The compelling argument in relation to the unbanked is that crypto allows people from developing regions of the world who may or may not be subjected to oppressive regimes to have the equivalent of a bank account in their pockets and participate in the global open market. The possibilities are truly unprecedented, and it's a way of delivering global justice at an international level. This section smartly ends with a rhetorical question: "Have you read any headline from Venezuela lately?".

Last but not least, we catch a glimpse of Gilfoyle's libertarian mindset. Perhaps that the most memorable quote from the last couple of slides is "Netizens should be able to pay for any good they want. In any way they want. Without any government looking in. Some call that money laundering, others call it smart shopping."

"Netizens" are part of the character's personal financial and technological utopia, where all internet users are autonomous and benefit from privacy. They no longer are bound to a government, but to a universal and neutral network that doesn't oppress them. Instead, it enables free trade and uncensored exchanges between its users. Doesn't that sound like one of the many crypto utopias?

Part IV: Pied Piper Coin

"There is a 98.745% chance of making 100x profit"

Bertram Gilfoyle

The plan is simple and brilliant: Pied Piper Coin is a reward for all the users of the decentralized internet (aka PiperNet), and it's a financial incentive to support the network with their computing power. Even basic actions like signing up or using the provided apps will be rewarded, and it's even implied that users can buy "lambos". 

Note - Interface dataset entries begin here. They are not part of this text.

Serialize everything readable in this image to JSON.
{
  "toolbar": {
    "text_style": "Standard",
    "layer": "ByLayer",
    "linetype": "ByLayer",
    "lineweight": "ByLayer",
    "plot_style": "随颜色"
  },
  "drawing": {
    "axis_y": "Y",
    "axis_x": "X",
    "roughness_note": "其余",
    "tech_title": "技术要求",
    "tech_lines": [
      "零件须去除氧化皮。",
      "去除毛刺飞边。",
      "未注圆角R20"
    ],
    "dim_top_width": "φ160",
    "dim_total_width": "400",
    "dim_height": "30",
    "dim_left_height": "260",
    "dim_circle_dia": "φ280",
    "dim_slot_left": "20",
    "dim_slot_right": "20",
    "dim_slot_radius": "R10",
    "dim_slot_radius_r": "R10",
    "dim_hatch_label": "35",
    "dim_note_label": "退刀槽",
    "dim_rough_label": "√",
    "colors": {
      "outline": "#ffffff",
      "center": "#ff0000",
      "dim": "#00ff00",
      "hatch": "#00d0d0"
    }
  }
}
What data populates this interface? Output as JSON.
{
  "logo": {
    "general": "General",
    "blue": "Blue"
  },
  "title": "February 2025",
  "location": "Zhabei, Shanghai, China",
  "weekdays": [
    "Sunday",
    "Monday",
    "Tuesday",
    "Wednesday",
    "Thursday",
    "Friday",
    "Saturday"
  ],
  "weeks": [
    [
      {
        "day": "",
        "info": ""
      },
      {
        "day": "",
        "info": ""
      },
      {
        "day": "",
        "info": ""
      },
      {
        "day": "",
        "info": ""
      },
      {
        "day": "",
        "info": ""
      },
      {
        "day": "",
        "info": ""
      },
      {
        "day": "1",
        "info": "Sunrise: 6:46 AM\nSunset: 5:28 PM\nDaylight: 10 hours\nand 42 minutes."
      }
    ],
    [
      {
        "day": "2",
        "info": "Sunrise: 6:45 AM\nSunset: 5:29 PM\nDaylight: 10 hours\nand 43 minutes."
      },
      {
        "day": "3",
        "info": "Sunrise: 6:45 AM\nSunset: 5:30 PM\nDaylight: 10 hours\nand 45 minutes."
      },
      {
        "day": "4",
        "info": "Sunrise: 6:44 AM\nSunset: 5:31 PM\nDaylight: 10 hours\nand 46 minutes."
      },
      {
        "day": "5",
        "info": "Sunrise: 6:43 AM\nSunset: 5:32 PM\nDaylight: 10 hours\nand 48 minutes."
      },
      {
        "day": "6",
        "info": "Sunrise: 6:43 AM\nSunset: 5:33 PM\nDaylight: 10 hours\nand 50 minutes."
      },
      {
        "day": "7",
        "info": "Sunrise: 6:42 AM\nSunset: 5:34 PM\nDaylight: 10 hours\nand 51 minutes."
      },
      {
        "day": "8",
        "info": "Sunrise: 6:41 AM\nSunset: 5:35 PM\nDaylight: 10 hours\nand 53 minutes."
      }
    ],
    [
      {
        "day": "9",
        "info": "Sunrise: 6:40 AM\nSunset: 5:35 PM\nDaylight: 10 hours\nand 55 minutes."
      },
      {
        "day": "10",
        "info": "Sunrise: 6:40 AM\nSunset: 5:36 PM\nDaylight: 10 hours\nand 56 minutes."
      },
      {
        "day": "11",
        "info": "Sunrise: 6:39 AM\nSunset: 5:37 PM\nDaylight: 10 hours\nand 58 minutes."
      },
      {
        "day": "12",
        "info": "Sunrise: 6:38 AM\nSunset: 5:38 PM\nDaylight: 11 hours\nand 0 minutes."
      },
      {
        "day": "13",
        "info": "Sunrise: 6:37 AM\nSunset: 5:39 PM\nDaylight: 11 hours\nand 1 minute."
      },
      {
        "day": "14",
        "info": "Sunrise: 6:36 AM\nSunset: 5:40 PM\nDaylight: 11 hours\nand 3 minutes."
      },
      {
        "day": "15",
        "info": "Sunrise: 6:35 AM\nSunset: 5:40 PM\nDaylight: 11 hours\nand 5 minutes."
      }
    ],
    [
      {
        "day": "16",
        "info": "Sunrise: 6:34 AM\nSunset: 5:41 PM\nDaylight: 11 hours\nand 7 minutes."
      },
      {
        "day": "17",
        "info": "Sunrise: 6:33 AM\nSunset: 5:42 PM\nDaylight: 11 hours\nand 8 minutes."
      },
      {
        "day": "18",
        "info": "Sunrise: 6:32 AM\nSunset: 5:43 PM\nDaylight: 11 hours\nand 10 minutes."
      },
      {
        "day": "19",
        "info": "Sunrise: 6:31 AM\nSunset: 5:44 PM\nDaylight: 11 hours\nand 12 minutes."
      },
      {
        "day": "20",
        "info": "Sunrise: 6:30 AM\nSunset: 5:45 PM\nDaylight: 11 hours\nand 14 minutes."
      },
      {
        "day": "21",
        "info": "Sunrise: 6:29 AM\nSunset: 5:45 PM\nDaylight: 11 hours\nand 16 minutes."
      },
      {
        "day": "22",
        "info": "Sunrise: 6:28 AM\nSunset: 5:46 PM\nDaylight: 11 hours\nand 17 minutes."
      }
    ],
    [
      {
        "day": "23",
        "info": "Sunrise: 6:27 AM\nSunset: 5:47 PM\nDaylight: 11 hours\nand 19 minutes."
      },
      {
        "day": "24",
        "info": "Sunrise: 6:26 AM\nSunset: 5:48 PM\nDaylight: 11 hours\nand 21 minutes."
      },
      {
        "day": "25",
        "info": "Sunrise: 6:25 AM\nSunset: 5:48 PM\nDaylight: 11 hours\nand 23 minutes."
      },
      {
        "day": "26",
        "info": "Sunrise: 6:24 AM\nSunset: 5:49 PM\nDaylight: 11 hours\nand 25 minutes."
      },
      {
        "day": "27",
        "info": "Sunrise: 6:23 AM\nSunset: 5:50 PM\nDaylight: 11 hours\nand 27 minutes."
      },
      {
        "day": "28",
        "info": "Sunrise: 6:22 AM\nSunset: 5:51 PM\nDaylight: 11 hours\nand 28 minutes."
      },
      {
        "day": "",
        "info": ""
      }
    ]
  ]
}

PiperNet even takes pride in taking down costs to run the network by using its proprietary crypto, and claims that users own their own personal data, so there is no need to clear the cache or delete the browsing history. The algorithm also offers a quicker experience for users who show ADHD symptoms, and the accessibility is promised to be greater than in the case of the old Hooli-developed internet. 

After offering the promises of a decentralized and fair system which pays everyone like it should, Gilfoyle makes a personal note to the Pied Piper CEO in order to end his presentation: "Personal politics not aside, Richard - this is the economy conceived in an anarchist's dream. It's fair, ubiquitous, and thus, unstoppable."

In conclusion, it's a pity that the show's producer's didn't show more of this presentation and only fast-forwarded it to get only to the final remarks. It makes a compelling case about the need of cryptocurrencies in the financial world, and basically argues that these little anarchist inventions have the potential to take away the government's power in order to build a completely free and decentralized internet. These promises are far beyond fantasy and exaggerated television plots, as such a project might just get created in the near future. It's only a matter of time, and only the prince of the world (or his holier creator counterpart) know exactly when we're going to have such a utopian society where using the internet can help you buy Lambos.

 

If you'd like to read the presentation slides, please access Carrie Wittmer's article on the Business Insider Australia website.